On Thursday night, the Kodiak Island Borough assembly voted 5-2 against releasing eight confidential emails containing conversations between interim borough manager Bud Cassidy and borough attorney Cheryl Brooking about the hiring of borough assemblywoman Chris Lynch by the borough last summer.
In January, assemblyman Mel Stephens asked the borough to waive that privilege and release the emails into the public record. "Let's go ahead and release these; certainly no harm is going to come from saying we're releasing them," Stephens said Thursday night.
The assembly disagreed, but the Kodiak Daily Mirror has obtained copies of the emails.
While the emails reveal borough employees had concerns about the hiring, they do not show deliberate manipulation of borough code to bypass hiring rules.
Starting in May 2012, Lynch, as the sole employee of Kodiak Construction Services, was hired by then-borough manager Rick Gifford to work as a project manager on the proposed long-term care facility, the landfill expansion and other significant projects.
Gifford resigned soon after, and the issue of Lynch's hiring was dumped on the desk of Bud Cassidy, later named Gifford's permanent replacement. When Lynch's hiring drew the ire of the assembly, she resigned from her project manager position. Her time as project manager was worth approximately $38,000, according to bills submitted to the borough.
When the Lynch contract was revealed to the public, the Kodiak Daily Mirror officially requested access to emails leading up to the hiring. This request was turned down by borough officials who cited attorney-client privilege.
The eight emails cover a span of time from June 14 — shortly after Cassidy became interim borough manager — to Sept. 26, immediately before the first public assembly discussion of the contract.
"Say, one of the things that Rick left on his list of outstanding issues is Assembly member Chris Lynch involvement (through contract - do you have a copy?) with Borough projects," wrote Cassidy to Brooking on June 14. "I am not sure where you may be on this research, but it is something of high interest."
Five days later, Brooking replied: "This is an interesting question, but I have concluded that contracting with Chris Lynch's company is acceptable."
To support her assertion, Brooking attached a memorandum referencing relevant state and borough rules. That memo concluded with her key argument: "The Assembly Member is providing services that are unrelated to her official duties as an elected Assembly Member, and the Borough is not prohibited from contracting with the company for project management services."
With the hiring settled, borough staff asked whether the way Lynch was being paid fell outside the rules. Lynch was hired on a single contract but was allowed to issue purchase orders of up to $25,000 for each of nine projects she oversaw. According to borough rules at the time, any contract over $25,000 required assembly approval.
Did Lynch's contract violate that rule?
"It does look pretty bad though," wrote borough finance manager Karl Short on July 18. "I know if I was an assembly member or an outside auditor, I would ask what is going on."

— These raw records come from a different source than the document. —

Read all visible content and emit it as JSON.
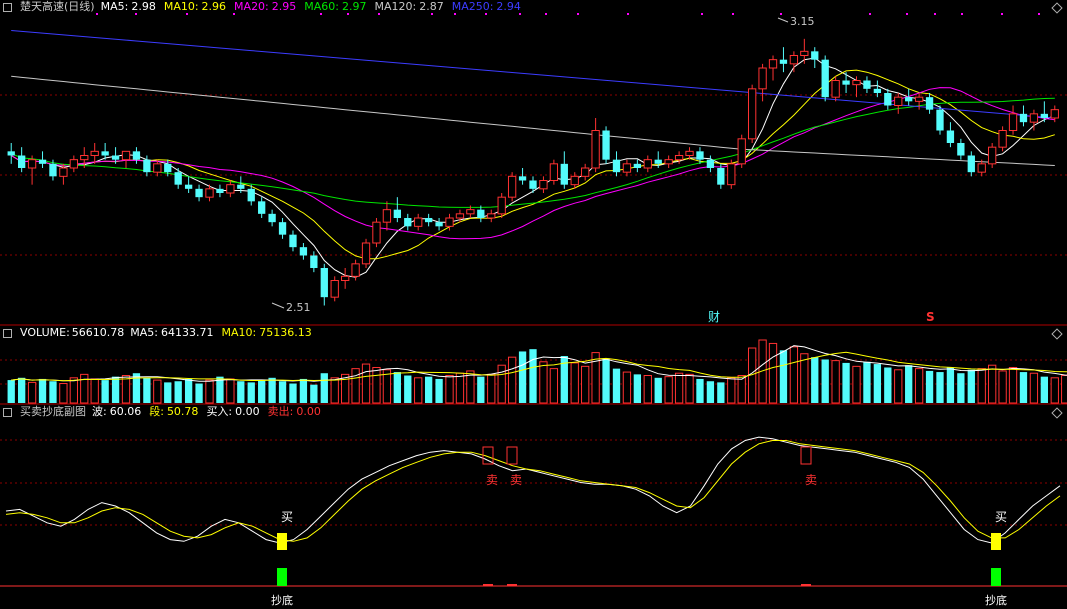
{
  "colors": {
    "up": "#ff3232",
    "down": "#54fcfc",
    "grid": "#8b0000",
    "sep": "#b00000",
    "ma5": "#ffffff",
    "ma10": "#ffff00",
    "ma20": "#ff00ff",
    "ma60": "#00e600",
    "ma120": "#c8c8c8",
    "ma250": "#3c3cff"
  },
  "price_panel": {
    "title": "楚天高速(日线)",
    "legend": [
      {
        "label": "MA5:",
        "value": "2.98",
        "color": "#ffffff"
      },
      {
        "label": "MA10:",
        "value": "2.96",
        "color": "#ffff00"
      },
      {
        "label": "MA20:",
        "value": "2.95",
        "color": "#ff00ff"
      },
      {
        "label": "MA60:",
        "value": "2.97",
        "color": "#00e600"
      },
      {
        "label": "MA120:",
        "value": "2.87",
        "color": "#c8c8c8"
      },
      {
        "label": "MA250:",
        "value": "2.94",
        "color": "#3c3cff"
      }
    ],
    "high_label": "3.15",
    "low_label": "2.51",
    "marker_cai": "财",
    "marker_s": "S",
    "ylim": [
      2.48,
      3.2
    ]
  },
  "volume_panel": {
    "title": "VOLUME:",
    "value": "56610.78",
    "legend": [
      {
        "label": "MA5:",
        "value": "64133.71",
        "color": "#ffffff"
      },
      {
        "label": "MA10:",
        "value": "75136.13",
        "color": "#ffff00"
      }
    ]
  },
  "indicator_panel": {
    "title": "买卖抄底副图",
    "legend": [
      {
        "label": "波:",
        "value": "60.06",
        "color": "#ffffff"
      },
      {
        "label": "段:",
        "value": "50.78",
        "color": "#ffff00"
      },
      {
        "label": "买入:",
        "value": "0.00",
        "color": "#ffffff"
      },
      {
        "label": "卖出:",
        "value": "0.00",
        "color": "#ff3232"
      }
    ],
    "buy_text": "买",
    "sell_text": "卖",
    "bottom_text": "抄底"
  },
  "chart_data": {
    "type": "candlestick",
    "candles": [
      [
        2.88,
        2.9,
        2.85,
        2.87
      ],
      [
        2.87,
        2.89,
        2.83,
        2.84
      ],
      [
        2.84,
        2.87,
        2.8,
        2.86
      ],
      [
        2.86,
        2.88,
        2.84,
        2.85
      ],
      [
        2.85,
        2.86,
        2.81,
        2.82
      ],
      [
        2.82,
        2.85,
        2.8,
        2.84
      ],
      [
        2.84,
        2.87,
        2.83,
        2.86
      ],
      [
        2.86,
        2.89,
        2.84,
        2.87
      ],
      [
        2.87,
        2.9,
        2.85,
        2.88
      ],
      [
        2.88,
        2.9,
        2.86,
        2.87
      ],
      [
        2.87,
        2.89,
        2.85,
        2.86
      ],
      [
        2.86,
        2.88,
        2.84,
        2.88
      ],
      [
        2.88,
        2.89,
        2.85,
        2.86
      ],
      [
        2.86,
        2.87,
        2.82,
        2.83
      ],
      [
        2.83,
        2.86,
        2.82,
        2.85
      ],
      [
        2.85,
        2.86,
        2.82,
        2.83
      ],
      [
        2.83,
        2.84,
        2.79,
        2.8
      ],
      [
        2.8,
        2.82,
        2.78,
        2.79
      ],
      [
        2.79,
        2.8,
        2.76,
        2.77
      ],
      [
        2.77,
        2.8,
        2.76,
        2.79
      ],
      [
        2.79,
        2.8,
        2.77,
        2.78
      ],
      [
        2.78,
        2.81,
        2.77,
        2.8
      ],
      [
        2.8,
        2.82,
        2.78,
        2.79
      ],
      [
        2.79,
        2.8,
        2.75,
        2.76
      ],
      [
        2.76,
        2.77,
        2.72,
        2.73
      ],
      [
        2.73,
        2.74,
        2.7,
        2.71
      ],
      [
        2.71,
        2.72,
        2.67,
        2.68
      ],
      [
        2.68,
        2.69,
        2.64,
        2.65
      ],
      [
        2.65,
        2.66,
        2.62,
        2.63
      ],
      [
        2.63,
        2.64,
        2.59,
        2.6
      ],
      [
        2.6,
        2.61,
        2.51,
        2.53
      ],
      [
        2.53,
        2.58,
        2.52,
        2.57
      ],
      [
        2.57,
        2.6,
        2.55,
        2.58
      ],
      [
        2.58,
        2.62,
        2.57,
        2.61
      ],
      [
        2.61,
        2.67,
        2.6,
        2.66
      ],
      [
        2.66,
        2.72,
        2.65,
        2.71
      ],
      [
        2.71,
        2.76,
        2.69,
        2.74
      ],
      [
        2.74,
        2.77,
        2.71,
        2.72
      ],
      [
        2.72,
        2.73,
        2.69,
        2.7
      ],
      [
        2.7,
        2.73,
        2.69,
        2.72
      ],
      [
        2.72,
        2.73,
        2.7,
        2.71
      ],
      [
        2.71,
        2.72,
        2.69,
        2.7
      ],
      [
        2.7,
        2.73,
        2.69,
        2.72
      ],
      [
        2.72,
        2.74,
        2.71,
        2.73
      ],
      [
        2.73,
        2.75,
        2.72,
        2.74
      ],
      [
        2.74,
        2.75,
        2.71,
        2.72
      ],
      [
        2.72,
        2.74,
        2.71,
        2.73
      ],
      [
        2.73,
        2.78,
        2.72,
        2.77
      ],
      [
        2.77,
        2.83,
        2.76,
        2.82
      ],
      [
        2.82,
        2.84,
        2.8,
        2.81
      ],
      [
        2.81,
        2.82,
        2.78,
        2.79
      ],
      [
        2.79,
        2.82,
        2.78,
        2.81
      ],
      [
        2.81,
        2.86,
        2.8,
        2.85
      ],
      [
        2.85,
        2.88,
        2.79,
        2.8
      ],
      [
        2.8,
        2.83,
        2.79,
        2.82
      ],
      [
        2.82,
        2.85,
        2.81,
        2.84
      ],
      [
        2.84,
        2.96,
        2.83,
        2.93
      ],
      [
        2.93,
        2.94,
        2.85,
        2.86
      ],
      [
        2.86,
        2.88,
        2.82,
        2.83
      ],
      [
        2.83,
        2.86,
        2.82,
        2.85
      ],
      [
        2.85,
        2.86,
        2.83,
        2.84
      ],
      [
        2.84,
        2.87,
        2.83,
        2.86
      ],
      [
        2.86,
        2.88,
        2.84,
        2.85
      ],
      [
        2.85,
        2.87,
        2.84,
        2.86
      ],
      [
        2.86,
        2.88,
        2.85,
        2.87
      ],
      [
        2.87,
        2.89,
        2.86,
        2.88
      ],
      [
        2.88,
        2.89,
        2.85,
        2.86
      ],
      [
        2.86,
        2.87,
        2.83,
        2.84
      ],
      [
        2.84,
        2.85,
        2.79,
        2.8
      ],
      [
        2.8,
        2.86,
        2.79,
        2.85
      ],
      [
        2.85,
        2.92,
        2.84,
        2.91
      ],
      [
        2.91,
        3.04,
        2.9,
        3.03
      ],
      [
        3.03,
        3.09,
        3.0,
        3.08
      ],
      [
        3.08,
        3.11,
        3.05,
        3.1
      ],
      [
        3.1,
        3.13,
        3.07,
        3.09
      ],
      [
        3.09,
        3.12,
        3.07,
        3.11
      ],
      [
        3.11,
        3.15,
        3.09,
        3.12
      ],
      [
        3.12,
        3.13,
        3.08,
        3.1
      ],
      [
        3.1,
        3.11,
        3.0,
        3.01
      ],
      [
        3.01,
        3.06,
        3.0,
        3.05
      ],
      [
        3.05,
        3.07,
        3.02,
        3.04
      ],
      [
        3.04,
        3.06,
        3.01,
        3.05
      ],
      [
        3.05,
        3.06,
        3.02,
        3.03
      ],
      [
        3.03,
        3.05,
        3.01,
        3.02
      ],
      [
        3.02,
        3.03,
        2.98,
        2.99
      ],
      [
        2.99,
        3.02,
        2.97,
        3.01
      ],
      [
        3.01,
        3.03,
        2.99,
        3.0
      ],
      [
        3.0,
        3.02,
        2.98,
        3.01
      ],
      [
        3.01,
        3.02,
        2.97,
        2.98
      ],
      [
        2.98,
        2.99,
        2.92,
        2.93
      ],
      [
        2.93,
        2.95,
        2.89,
        2.9
      ],
      [
        2.9,
        2.91,
        2.86,
        2.87
      ],
      [
        2.87,
        2.88,
        2.82,
        2.83
      ],
      [
        2.83,
        2.86,
        2.82,
        2.85
      ],
      [
        2.85,
        2.9,
        2.84,
        2.89
      ],
      [
        2.89,
        2.94,
        2.88,
        2.93
      ],
      [
        2.93,
        2.99,
        2.92,
        2.97
      ],
      [
        2.97,
        2.99,
        2.94,
        2.95
      ],
      [
        2.95,
        2.98,
        2.93,
        2.97
      ],
      [
        2.97,
        3.0,
        2.95,
        2.96
      ],
      [
        2.96,
        2.99,
        2.95,
        2.98
      ]
    ],
    "volume": [
      20,
      22,
      18,
      21,
      19,
      17,
      22,
      25,
      21,
      20,
      23,
      24,
      26,
      22,
      20,
      18,
      19,
      21,
      17,
      20,
      23,
      21,
      19,
      18,
      20,
      22,
      19,
      17,
      21,
      16,
      26,
      22,
      25,
      30,
      34,
      31,
      29,
      27,
      24,
      22,
      23,
      21,
      24,
      26,
      28,
      23,
      25,
      33,
      40,
      45,
      47,
      36,
      30,
      41,
      35,
      32,
      44,
      39,
      30,
      27,
      25,
      24,
      22,
      23,
      26,
      25,
      21,
      19,
      18,
      22,
      24,
      48,
      55,
      52,
      46,
      49,
      43,
      40,
      38,
      37,
      35,
      32,
      36,
      34,
      31,
      29,
      33,
      30,
      28,
      27,
      31,
      26,
      29,
      30,
      33,
      28,
      31,
      27,
      26,
      23,
      22,
      24,
      25
    ],
    "wave": [
      47,
      48,
      44,
      40,
      38,
      42,
      48,
      52,
      50,
      46,
      40,
      34,
      30,
      29,
      32,
      38,
      42,
      40,
      35,
      30,
      28,
      30,
      36,
      44,
      52,
      60,
      66,
      70,
      74,
      77,
      80,
      82,
      83,
      82,
      81,
      78,
      74,
      71,
      72,
      70,
      68,
      66,
      64,
      63,
      63,
      62,
      60,
      56,
      50,
      46,
      50,
      62,
      75,
      84,
      89,
      91,
      90,
      88,
      86,
      85,
      84,
      83,
      82,
      80,
      78,
      76,
      73,
      66,
      56,
      46,
      36,
      30,
      28,
      34,
      42,
      50,
      56,
      62
    ],
    "segment": [
      45,
      46,
      45,
      43,
      40,
      40,
      43,
      47,
      49,
      48,
      45,
      40,
      35,
      32,
      31,
      33,
      37,
      40,
      38,
      34,
      30,
      29,
      31,
      37,
      45,
      53,
      60,
      65,
      69,
      73,
      76,
      79,
      81,
      82,
      82,
      80,
      77,
      74,
      72,
      71,
      69,
      67,
      65,
      64,
      63,
      62,
      61,
      58,
      54,
      50,
      49,
      55,
      65,
      75,
      82,
      87,
      89,
      89,
      87,
      86,
      85,
      84,
      83,
      81,
      79,
      77,
      75,
      70,
      62,
      53,
      43,
      35,
      31,
      31,
      36,
      43,
      50,
      56
    ]
  }
}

Brooking agreed with those concerns in a Sept. 25 email. "This arrangement is a bit 'loose,'" she wrote.
Later, however, she said the borough did not violate its own rules. In a memo dated Sept. 26, Brooking wrote: "If it is treated as a single contract, it would be limited to $25,000 for total work done by the company, but it appears the intent was to treat the work done for each project as a separate contractual project."
While the email release addresses several outstanding questions, it does not answer how the hiring came about. In an email to Cassidy, borough information technology manager Paul VanDyke said he was unable to find any emails between former manager Gifford and Brooking about the Lynch contract. "They either don't exist or have been deleted," VanDyke wrote.